ClassAction.org has reported previously on the spread of class action lawsuits around the world – including their introduction to South Korea and France, and the first successful case to reach settlement in Italy. Class action lawsuits work better in some legal systems than others, and their consumer-friendly nature means they can meet firm opposition from business leaders in some sectors.
The suggestion has been met with opposition from business leaders.
In Japan, mass litigation in its current form allows individuals who have incurred the same damages to come together to sue a defendant – but limits the settlement from any judgment to those involved in the litigation, rather than a wider class membership. Only individuals who have participated in the often costly and lengthy process are able to receive compensation. Following the Great Tohoku Earthquake of March 2011, and consequent lawsuits filed against the country’s largest electrical provider, Tepco, some are calling for the introduction of U.S.-style representative actions. It’s a controversial move, especially in a country with a strong, influential and conservative business sector. For the thousands of residents still affected by the quake’s destruction, though, it could be a game changer.
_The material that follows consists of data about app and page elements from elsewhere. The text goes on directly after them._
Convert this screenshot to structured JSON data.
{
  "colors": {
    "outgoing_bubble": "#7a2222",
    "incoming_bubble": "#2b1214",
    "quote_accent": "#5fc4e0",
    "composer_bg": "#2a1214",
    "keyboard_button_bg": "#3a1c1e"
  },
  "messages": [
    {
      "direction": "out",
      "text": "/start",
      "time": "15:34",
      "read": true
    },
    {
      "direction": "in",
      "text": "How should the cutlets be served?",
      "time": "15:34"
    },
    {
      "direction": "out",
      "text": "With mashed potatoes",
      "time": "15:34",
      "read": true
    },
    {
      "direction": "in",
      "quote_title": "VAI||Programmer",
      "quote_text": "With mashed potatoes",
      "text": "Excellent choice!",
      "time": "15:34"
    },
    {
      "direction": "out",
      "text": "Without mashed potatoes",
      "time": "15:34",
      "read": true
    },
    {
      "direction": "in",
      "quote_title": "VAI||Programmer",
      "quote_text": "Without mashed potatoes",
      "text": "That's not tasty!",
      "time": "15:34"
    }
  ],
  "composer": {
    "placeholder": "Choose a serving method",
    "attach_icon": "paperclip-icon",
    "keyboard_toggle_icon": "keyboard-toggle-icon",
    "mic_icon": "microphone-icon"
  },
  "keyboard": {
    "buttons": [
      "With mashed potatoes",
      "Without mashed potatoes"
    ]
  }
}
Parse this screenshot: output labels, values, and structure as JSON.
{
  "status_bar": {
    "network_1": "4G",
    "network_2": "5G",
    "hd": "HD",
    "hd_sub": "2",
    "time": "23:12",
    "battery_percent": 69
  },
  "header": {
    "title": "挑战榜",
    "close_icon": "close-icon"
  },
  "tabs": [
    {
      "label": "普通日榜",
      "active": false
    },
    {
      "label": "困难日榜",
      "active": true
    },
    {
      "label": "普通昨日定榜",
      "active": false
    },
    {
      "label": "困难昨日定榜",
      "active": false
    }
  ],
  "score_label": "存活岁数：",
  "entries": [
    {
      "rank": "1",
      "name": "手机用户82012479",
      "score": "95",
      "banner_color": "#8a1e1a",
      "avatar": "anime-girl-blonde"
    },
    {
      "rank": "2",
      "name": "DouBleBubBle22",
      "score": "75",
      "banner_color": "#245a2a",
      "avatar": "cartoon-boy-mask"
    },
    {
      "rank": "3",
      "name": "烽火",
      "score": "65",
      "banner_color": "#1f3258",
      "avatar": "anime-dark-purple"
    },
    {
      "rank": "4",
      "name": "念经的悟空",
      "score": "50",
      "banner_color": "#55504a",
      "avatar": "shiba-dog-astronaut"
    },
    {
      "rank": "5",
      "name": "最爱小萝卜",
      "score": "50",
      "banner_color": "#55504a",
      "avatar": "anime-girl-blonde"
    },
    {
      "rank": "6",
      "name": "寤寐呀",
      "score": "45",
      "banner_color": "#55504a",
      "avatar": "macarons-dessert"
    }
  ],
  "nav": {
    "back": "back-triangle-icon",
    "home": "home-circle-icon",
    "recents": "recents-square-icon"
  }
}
Roughly 1,700 individuals have filed four different lawsuits against Tokyo Electric Power Co. and the Japanese government, seeking redress for the devastation that continues to plague communities across multiple prefectures. The suits, filed in March on the second anniversary of the earthquake, are seeking a combined ¥5.5 billion. A further 1,000 plaintiffs are preparing to file an additional suit in the coming months.
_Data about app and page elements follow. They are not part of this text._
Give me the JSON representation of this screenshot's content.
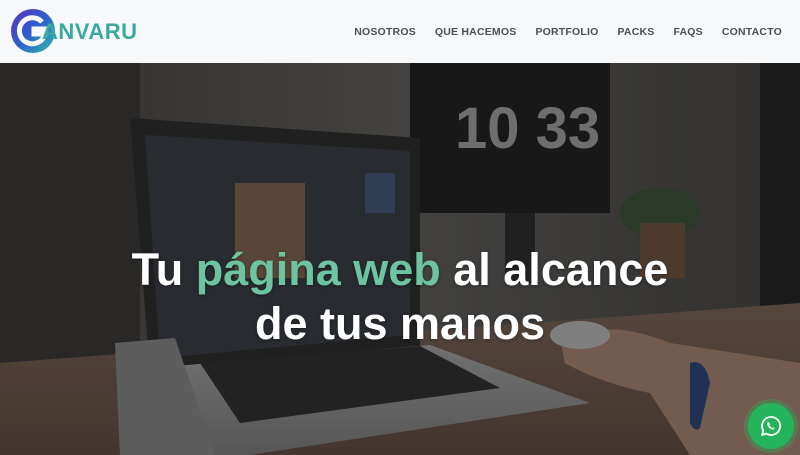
{
  "brand": {
    "name": "ANVARU",
    "colors": {
      "accent": "#3aa99f",
      "primary": "#3b4dbf"
    }
  },
  "nav": {
    "items": [
      {
        "label": "NOSOTROS"
      },
      {
        "label": "QUE HACEMOS"
      },
      {
        "label": "PORTFOLIO"
      },
      {
        "label": "PACKS"
      },
      {
        "label": "FAQS"
      },
      {
        "label": "CONTACTO"
      }
    ]
  },
  "hero": {
    "headline_pre": "Tu ",
    "headline_accent": "página web",
    "headline_post": " al alcance",
    "headline_line2": "de tus manos",
    "clock_text": "10 33",
    "accent_color": "#6cc4a0"
  },
  "whatsapp": {
    "icon": "whatsapp-icon",
    "color": "#25b35b"
  }
}
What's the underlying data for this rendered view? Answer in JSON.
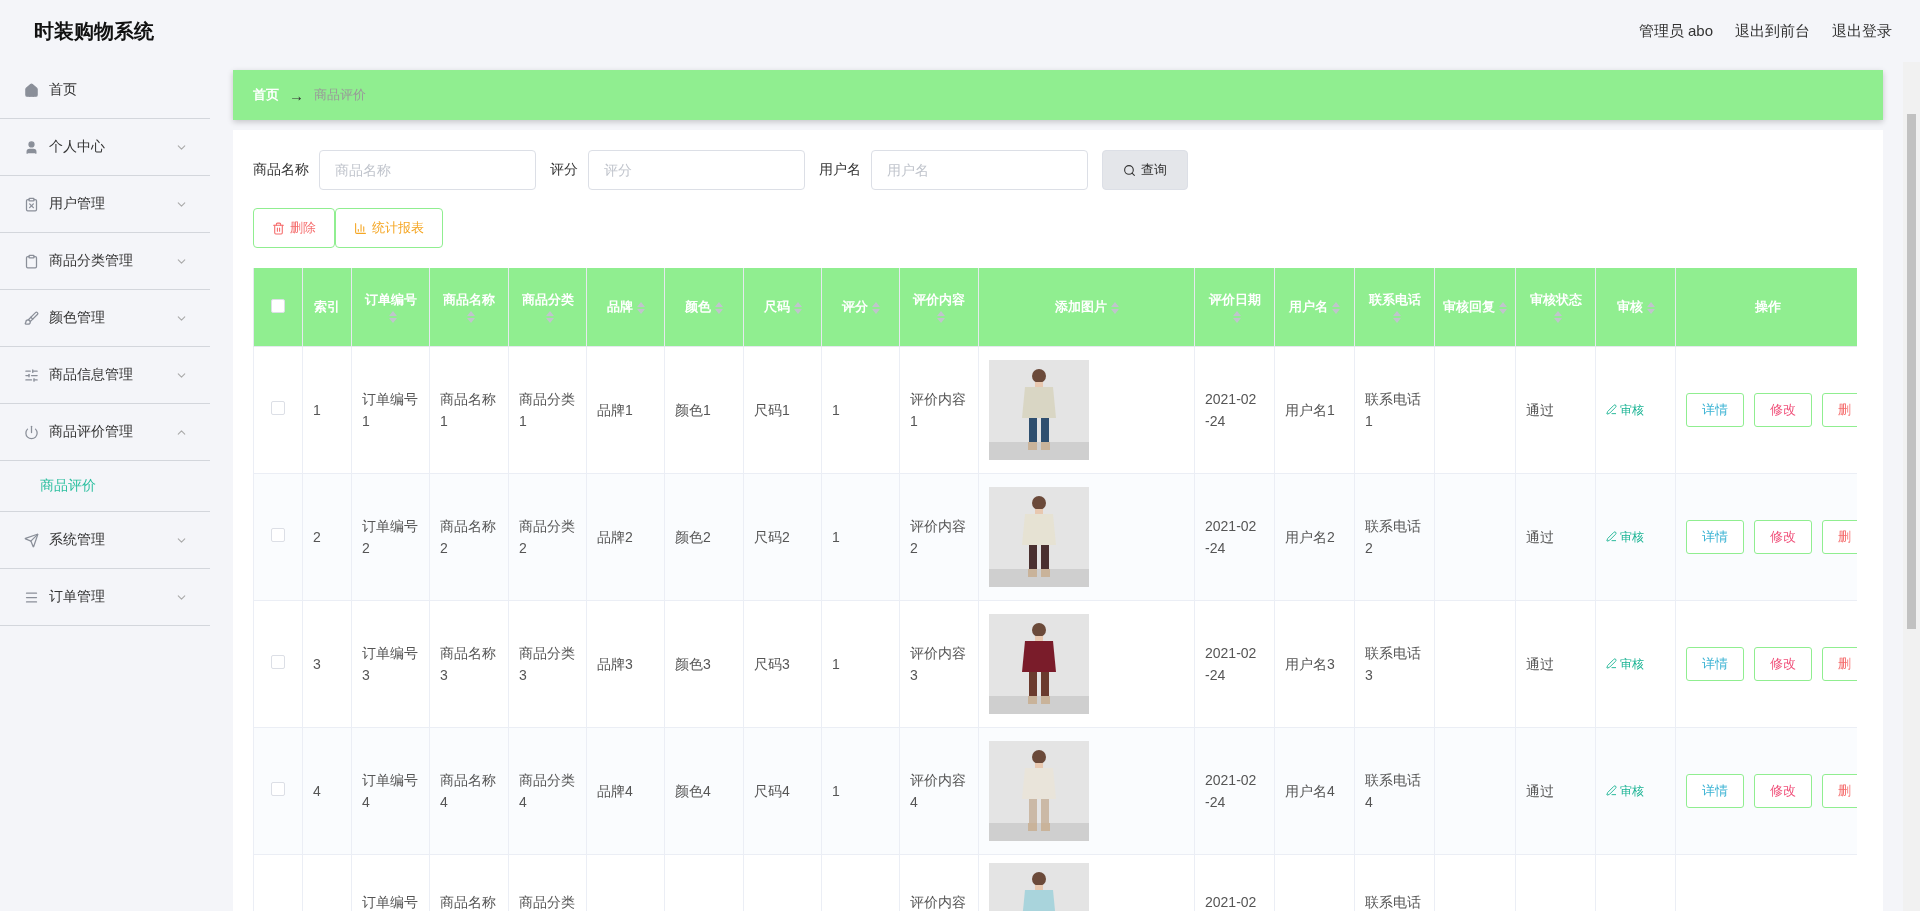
{
  "header": {
    "title": "时装购物系统",
    "links": [
      "管理员 abo",
      "退出到前台",
      "退出登录"
    ]
  },
  "sidebar": {
    "items": [
      {
        "label": "首页"
      },
      {
        "label": "个人中心",
        "expanded": false
      },
      {
        "label": "用户管理",
        "expanded": false
      },
      {
        "label": "商品分类管理",
        "expanded": false
      },
      {
        "label": "颜色管理",
        "expanded": false
      },
      {
        "label": "商品信息管理",
        "expanded": false
      },
      {
        "label": "商品评价管理",
        "expanded": true,
        "children": [
          {
            "label": "商品评价",
            "selected": true
          }
        ]
      },
      {
        "label": "系统管理",
        "expanded": false
      },
      {
        "label": "订单管理",
        "expanded": false
      }
    ]
  },
  "breadcrumb": {
    "home": "首页",
    "separator": "→",
    "current": "商品评价"
  },
  "search": {
    "fields": [
      {
        "label": "商品名称",
        "placeholder": "商品名称"
      },
      {
        "label": "评分",
        "placeholder": "评分"
      },
      {
        "label": "用户名",
        "placeholder": "用户名"
      }
    ],
    "button": "查询"
  },
  "actions": [
    {
      "kind": "delete",
      "label": "删除"
    },
    {
      "kind": "report",
      "label": "统计报表"
    }
  ],
  "table": {
    "all_checked": false,
    "columns": [
      {
        "label": "索引",
        "sortable": false
      },
      {
        "label": "订单编号",
        "sortable": true
      },
      {
        "label": "商品名称",
        "sortable": true
      },
      {
        "label": "商品分类",
        "sortable": true
      },
      {
        "label": "品牌",
        "sortable": true
      },
      {
        "label": "颜色",
        "sortable": true
      },
      {
        "label": "尺码",
        "sortable": true
      },
      {
        "label": "评分",
        "sortable": true
      },
      {
        "label": "评价内容",
        "sortable": true
      },
      {
        "label": "添加图片",
        "sortable": true
      },
      {
        "label": "评价日期",
        "sortable": true
      },
      {
        "label": "用户名",
        "sortable": true
      },
      {
        "label": "联系电话",
        "sortable": true
      },
      {
        "label": "审核回复",
        "sortable": true
      },
      {
        "label": "审核状态",
        "sortable": true
      },
      {
        "label": "审核",
        "sortable": true
      },
      {
        "label": "操作",
        "sortable": false
      }
    ],
    "rows": [
      {
        "checked": false,
        "cells": [
          "1",
          "订单编号1",
          "商品名称1",
          "商品分类1",
          "品牌1",
          "颜色1",
          "尺码1",
          "1",
          "评价内容1",
          "",
          "2021-02-24",
          "用户名1",
          "联系电话1",
          "",
          "通过"
        ],
        "audit": "审核",
        "ops": [
          "详情",
          "修改",
          "删"
        ]
      },
      {
        "checked": false,
        "cells": [
          "2",
          "订单编号2",
          "商品名称2",
          "商品分类2",
          "品牌2",
          "颜色2",
          "尺码2",
          "1",
          "评价内容2",
          "",
          "2021-02-24",
          "用户名2",
          "联系电话2",
          "",
          "通过"
        ],
        "audit": "审核",
        "ops": [
          "详情",
          "修改",
          "删"
        ]
      },
      {
        "checked": false,
        "cells": [
          "3",
          "订单编号3",
          "商品名称3",
          "商品分类3",
          "品牌3",
          "颜色3",
          "尺码3",
          "1",
          "评价内容3",
          "",
          "2021-02-24",
          "用户名3",
          "联系电话3",
          "",
          "通过"
        ],
        "audit": "审核",
        "ops": [
          "详情",
          "修改",
          "删"
        ]
      },
      {
        "checked": false,
        "cells": [
          "4",
          "订单编号4",
          "商品名称4",
          "商品分类4",
          "品牌4",
          "颜色4",
          "尺码4",
          "1",
          "评价内容4",
          "",
          "2021-02-24",
          "用户名4",
          "联系电话4",
          "",
          "通过"
        ],
        "audit": "审核",
        "ops": [
          "详情",
          "修改",
          "删"
        ]
      },
      {
        "cells": [
          "",
          "订单编号",
          "商品名称",
          "商品分类",
          "",
          "",
          "",
          "",
          "评价内容",
          "",
          "2021-02",
          "",
          "联系电话",
          "",
          ""
        ],
        "ops": []
      }
    ]
  }
}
Alternatives to legal action do exist in Japan, but critics say they are ineffective and fail to adequately compensate consumers. Direct application to Tepco for compensation involves large amounts of paperwork filled with difficult language and terms that are archaic for many modern Japanese speakers. Individuals must agree to Tepco’s own terms, and the agreement is allegedly biased in favor of the company. Many are reluctant to engage in a process with little chance of real return.
A second alternative, an out-of-court resolution, can be sought through a special center founded specifically to help with disputes between Tepco and consumers using third-party negotiators. Mediated settlements are not legally-binding, however, and either party can veto the process at will, making the long-term gain unreliable. The center has settled more than 3,000 cases, though it has processed more than 7,000. Many have been left without a final agreement.
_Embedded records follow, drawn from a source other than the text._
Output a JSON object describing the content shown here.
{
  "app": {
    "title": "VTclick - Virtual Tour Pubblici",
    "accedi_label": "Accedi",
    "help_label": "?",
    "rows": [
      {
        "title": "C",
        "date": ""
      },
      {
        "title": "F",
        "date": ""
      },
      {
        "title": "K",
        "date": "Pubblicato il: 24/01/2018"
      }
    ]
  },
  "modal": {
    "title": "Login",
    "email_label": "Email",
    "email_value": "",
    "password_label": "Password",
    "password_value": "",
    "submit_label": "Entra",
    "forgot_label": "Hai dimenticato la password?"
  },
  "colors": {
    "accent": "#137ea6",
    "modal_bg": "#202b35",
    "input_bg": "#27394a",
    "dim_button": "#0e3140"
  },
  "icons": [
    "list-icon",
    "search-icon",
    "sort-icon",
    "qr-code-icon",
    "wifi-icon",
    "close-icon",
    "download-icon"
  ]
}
And so it comes to legal action. Japan’s current mass litigation system allows only litigants to collect on judgments. Those taking part in mass lawsuits are responsible for collecting evidence and, crucially, coordinating their claims – a massive undertaking in cases involving hundreds, especially for those who are still recovering from the destruction and loss of the earthquake. It remains impossible for suits to be filed on behalf of unnamed members, and individuals cannot join a suit after the fact. U.S-style representative actions, the argument goes, would open up settlements to individuals without requiring the current burden on the court system and the complication of coordinating claims of people who often live many miles apart.
Class actions would also almost certainly lead to larger payouts and a higher collection rate following successful settlements. And that is why the suggestion has been met with opposition from business leaders.
Experts have pointed to the large number of Tepco customers who would benefit from a ‘free for all’ settlement, and the impact that would have on the company. If a precedent were set allowing Japanese plaintiffs to bypass the current system of opt-in, collaborative suits, the business community would be faced with the possibility of high payments; not something it welcomes. Critics also point out that representative actions would require those who do not wish to be covered by the settlement terms to opt-out, requiring the class representatives to go to lengths to advertise the suit. Conservative business leaders have strong links to government in Japan, and a move likely to be so unpopular among influential voices would face multiple challenges.
That the debate over representative actions has been brought about by so large a case as Tepco’s is, in many ways, a shame. The introduction of a bill to legalize new lawsuit formats might, in itself, have a fighting chance. With such large numbers of plaintiffs and such a large settlement on the table, tensions have been raised that make even small changes difficult to navigate. For now, class actions will remain a distinctly American lawsuit, and plaintiffs in the proposed Tepco case must work within the boundaries of Japanese law.